Intrepid Surf Hounds Martin and Garth… destination Yanuca Island desperate to surf “Frigates”. Unfortunately conditions were not favorable for Frigates surf break when we were there.
Sweet Yanuca island is a hilly speck inside Beqa Lagoon only a few miles west of Beqa. We enjoyed exploring an abandoned surf camp, a quaint village and excellent beach for collecting interesting pieces of shells.
Along with Elizabeth and Garth we hiked over to the village with our gift of Kava root for the Chief and Elizabeth with her lollipops for the children. We had to ask a few villagers where we could find the Chief only to find out that the Chief had left the island to get medical treatment. We did meet with the Chief’s “spokesman”, offered our Kava, received his blessing to walk around the village and to anchor in their lagoon.
Fun putting together this “postcard moment” of us on Yanuca Island
The Fijian Triangle: This is the time (we lost) when we started to sail every other day between Musket Cove, Namotu Surf Break and Denarau Marina
Musket Cove Yacht Club: 22 years ago we partied at the same place but, it was called the “$2 Bar”… it isn’t $2 anymore $$$
Bless the sailor and the founder of Musket Cove Yacht Club Dick Smith; for creating and preserving an unpretentious yacht club in the South Pacific!
Again so many memories around the BBQ…Priceless!
There are over 10,000 Musket Cove Yacht Club members worldwide. Back in the day your yacht’s name was etched into the beams of the club when you became a member. Martin spent some time trying to locate the “S/V Topaz” plaque from when we sailed and stayed at Musket Cove in ’98
So Grateful that Musket Cove remains welcoming to us sailors. It is still a social watering hole for all of us to get together and BBQ communally at picnic tables and share stories. LOVE IT!
Floating bar and restaurant in crystal warm Fijian waters. Very touristy yet very cool. Great music and atmosphere with folks having fun jumping off the second level platform. Not your typical “soggy dollar” kind of place…they only take credit cards.
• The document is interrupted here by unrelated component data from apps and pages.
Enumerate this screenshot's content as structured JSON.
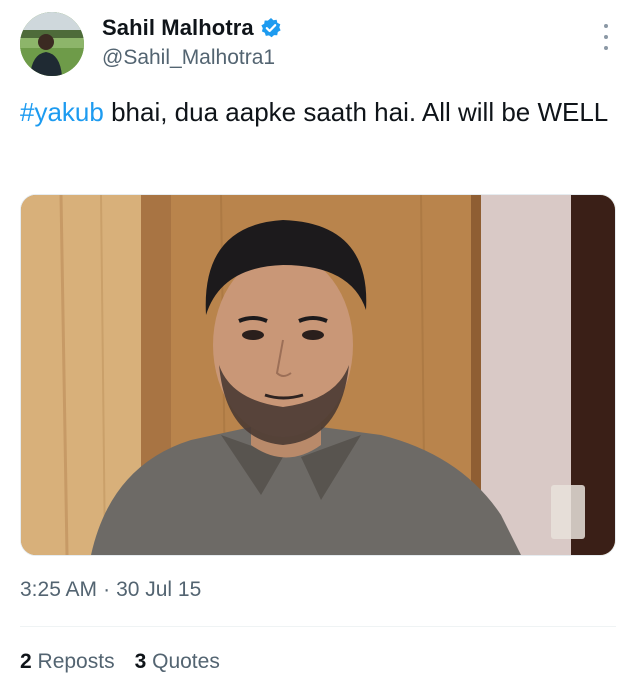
{
  "author": {
    "display_name": "Sahil Malhotra",
    "handle": "@Sahil_Malhotra1",
    "verified_icon": "verified-badge-icon",
    "verified_color": "#1d9bf0"
  },
  "tweet": {
    "hashtag": "#yakub",
    "text": " bhai, dua aapke saath hai. All will be WELL"
  },
  "meta": {
    "time": "3:25 AM",
    "separator": "·",
    "date": "30 Jul 15"
  },
  "stats": {
    "reposts_count": "2",
    "reposts_label": "Reposts",
    "quotes_count": "3",
    "quotes_label": "Quotes"
  },
  "colors": {
    "link": "#1d9bf0",
    "secondary_text": "#536471",
    "primary_text": "#0f1419"
  }
}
The Wood-fired pizza at Cloud 9 and cold beers were to die for after Martin and Garth surfed the extreme tides and waves at Namotu’s all morning
The three R’s: Rest, Re-provision and Recreation.
It was a bit overwhelming coming into this swanky marina and retail complex. The Hard Rock Café with live music and half dozen restaurants to choose from. Everything looking new, well maintained and Touristy…something that we are not used to. That being said we didn’t have any issue watching the Rugby World Cup Games on wide screen TVs
We took the open air “Bula Bus” that offers a continuous loop around the island stopping at each resort
The “Bula Bus” was indiscriminate with who got off at any one of the many resorts on Denarau Island including the Westin, Wyndham, Radisson, Sheraton, Sofitel and Hilton so we did! We took our time looking at the restaurants, pools and spas of many resorts to see where we would celebrate our 22nd Wedding Anniversary.
Martin did his research on the many spas and treated me to a “Dream Spa Retreat” at the Westin…Best Anniversary present Ever!
We are setting sail for New Zealand to sit out the cyclone season
Fair winds, safe passage and Love to all the amazing friends we met during our Pacific passage